Humates can drive cleaner and more sustainable agricultural practices. They increase chelation, or the holding capacity of the soil, meaning that nitrogen that is not immediately taken up by the plant is more readily retained in the soil for later use, instead of being leached into our waterways. When combined with humates, nitrogen is stored on the humate colloid by the free radicals within the humic and becomes a very stable, slow releasing nitrogen source. All 46 units are retained, and the release pattern is extended by 60-80 days, thus allowing 10-40% less nitrogen to be used. In areas where farmers need to reduce nitrate leaching, humates can play a role in minimising the adverse impacts of nitrogen applications.
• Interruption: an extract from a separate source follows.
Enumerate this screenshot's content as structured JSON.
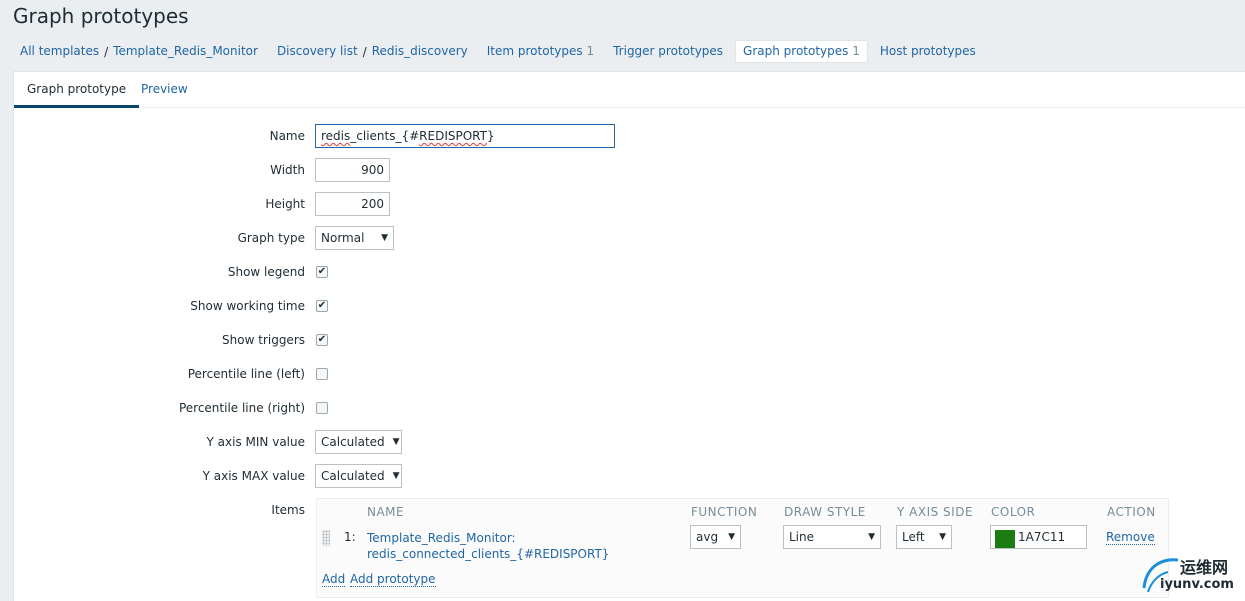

By using humates, leaching and lockup are dramatically reduced as the plant nutrients are held in the soil and made available to the plant roots upon demand, thus increasing the protein and mineral content of most crops. In addition, inputs will be absorbed and utilised much more effectively, with a 30-50% improved uptake in the presence of humates.
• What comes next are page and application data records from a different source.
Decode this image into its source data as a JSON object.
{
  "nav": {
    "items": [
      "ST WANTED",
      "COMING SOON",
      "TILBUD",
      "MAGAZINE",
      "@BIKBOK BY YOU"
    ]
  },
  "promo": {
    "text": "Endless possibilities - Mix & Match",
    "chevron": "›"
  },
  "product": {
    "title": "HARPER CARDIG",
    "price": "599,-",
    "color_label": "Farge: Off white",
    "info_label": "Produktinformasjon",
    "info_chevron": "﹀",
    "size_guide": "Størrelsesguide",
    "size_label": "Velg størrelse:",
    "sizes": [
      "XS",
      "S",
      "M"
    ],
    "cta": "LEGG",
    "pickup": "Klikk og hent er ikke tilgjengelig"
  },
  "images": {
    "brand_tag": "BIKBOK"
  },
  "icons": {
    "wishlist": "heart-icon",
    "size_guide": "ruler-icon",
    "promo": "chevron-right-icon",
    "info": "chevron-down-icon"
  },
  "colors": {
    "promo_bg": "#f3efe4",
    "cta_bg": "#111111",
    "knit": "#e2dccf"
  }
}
Carbon sequestration is also improved through humates. The number of carbon molecules on earth and in our atmosphere remains constant and carbon takes one of several forms: stored within our soil as humus, contained within plant and animal life forms, or within our atmosphere as CO2. Unfortunately, a significant amount of carbon that was once trapped in our soil as humus has been released into our atmosphere, contributing to climate change. We can use humates to help build up the soil organic matter and effectively work to sequester carbon. Soil rich in organic matter, with high chelation qualities, will work to more actively retain carbon that is brought into the soil through decomposing organic matter or photosynthesis; improved soil conditions means carbon will be more readily sequestered in the soil. We have a great opportunity to use humates to start using our soil as a carbon sink, working to offset the adverse impacts of climate change.

There are several humates products in New Zealand that are BioGro certified. Farmers have the opportunity to move away from heavy chemical fertiliser applications and adopt an approach that is not only environmentally sustainable but provides better crop outputs, reduces costs and improves health outcomes. They should always look for high quality humates, which is not ground up coal but is found in a layer above leonardite or lignite, containing much higher levels of soluble humic and fulvic acids. There are a number of farms that have evolved towards more organic practices and are reaping the numerous benefits such a move can provide. Humates should be a key ingredient in all organic farming practices.


Many thanks to Sam Uffindell from New Zealand HuMates Ltd. for writing this article for the ODPG, which will also be available on our Resources page.


Cover Photo Credit: Lukas (Pexels.com)

One thought on “Humates, Soil Fertility and Organic Farming

Leave a Reply